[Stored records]
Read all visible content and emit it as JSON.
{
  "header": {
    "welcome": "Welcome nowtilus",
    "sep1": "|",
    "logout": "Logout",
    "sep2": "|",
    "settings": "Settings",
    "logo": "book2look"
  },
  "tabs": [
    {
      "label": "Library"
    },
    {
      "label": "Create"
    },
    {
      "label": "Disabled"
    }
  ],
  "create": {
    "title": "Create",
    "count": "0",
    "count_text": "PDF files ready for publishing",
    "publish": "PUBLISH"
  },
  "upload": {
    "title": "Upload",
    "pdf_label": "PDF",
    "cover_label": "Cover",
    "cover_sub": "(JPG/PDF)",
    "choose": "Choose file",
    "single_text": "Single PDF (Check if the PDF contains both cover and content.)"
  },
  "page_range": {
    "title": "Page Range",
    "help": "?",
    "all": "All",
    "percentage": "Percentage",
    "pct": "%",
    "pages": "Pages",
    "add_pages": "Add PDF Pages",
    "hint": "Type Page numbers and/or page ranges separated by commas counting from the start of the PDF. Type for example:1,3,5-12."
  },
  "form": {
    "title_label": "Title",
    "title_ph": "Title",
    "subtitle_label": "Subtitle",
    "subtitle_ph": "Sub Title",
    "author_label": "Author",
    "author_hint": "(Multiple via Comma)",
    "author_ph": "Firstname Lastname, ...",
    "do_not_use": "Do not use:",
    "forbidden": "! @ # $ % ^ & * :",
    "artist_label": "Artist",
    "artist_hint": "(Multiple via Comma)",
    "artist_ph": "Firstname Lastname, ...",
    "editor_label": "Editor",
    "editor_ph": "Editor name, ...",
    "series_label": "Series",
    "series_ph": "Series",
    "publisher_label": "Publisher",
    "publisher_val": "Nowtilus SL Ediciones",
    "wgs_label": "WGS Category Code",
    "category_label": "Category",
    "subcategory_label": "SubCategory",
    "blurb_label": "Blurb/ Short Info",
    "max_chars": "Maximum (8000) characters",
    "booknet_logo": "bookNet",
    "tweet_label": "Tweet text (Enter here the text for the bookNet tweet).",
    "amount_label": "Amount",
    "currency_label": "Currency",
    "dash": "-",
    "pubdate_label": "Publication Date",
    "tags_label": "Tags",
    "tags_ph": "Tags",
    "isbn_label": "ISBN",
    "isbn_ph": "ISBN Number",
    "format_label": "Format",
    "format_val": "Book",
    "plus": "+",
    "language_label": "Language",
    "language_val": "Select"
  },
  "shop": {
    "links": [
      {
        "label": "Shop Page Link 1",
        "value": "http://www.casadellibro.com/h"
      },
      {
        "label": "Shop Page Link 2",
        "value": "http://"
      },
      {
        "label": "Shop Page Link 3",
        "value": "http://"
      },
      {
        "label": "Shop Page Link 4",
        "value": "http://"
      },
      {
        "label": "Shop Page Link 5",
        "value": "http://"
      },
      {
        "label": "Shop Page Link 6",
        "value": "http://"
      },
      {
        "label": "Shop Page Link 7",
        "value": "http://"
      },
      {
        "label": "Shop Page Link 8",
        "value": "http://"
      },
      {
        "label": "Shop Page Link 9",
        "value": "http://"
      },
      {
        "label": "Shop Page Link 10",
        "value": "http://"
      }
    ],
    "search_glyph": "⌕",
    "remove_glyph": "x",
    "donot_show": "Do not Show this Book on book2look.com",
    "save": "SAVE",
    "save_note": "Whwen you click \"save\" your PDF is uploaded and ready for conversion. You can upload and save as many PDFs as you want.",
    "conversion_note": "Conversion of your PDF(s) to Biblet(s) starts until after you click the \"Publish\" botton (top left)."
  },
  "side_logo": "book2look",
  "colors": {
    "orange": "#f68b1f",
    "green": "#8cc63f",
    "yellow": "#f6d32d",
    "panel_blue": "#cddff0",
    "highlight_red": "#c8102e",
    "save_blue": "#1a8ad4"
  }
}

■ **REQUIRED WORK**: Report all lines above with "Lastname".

■ **OUTPUT OF THE EXERCISE**:
    "author_ph": "Firstname Lastname, ...",
    "artist_ph": "Firstname Lastname, ...",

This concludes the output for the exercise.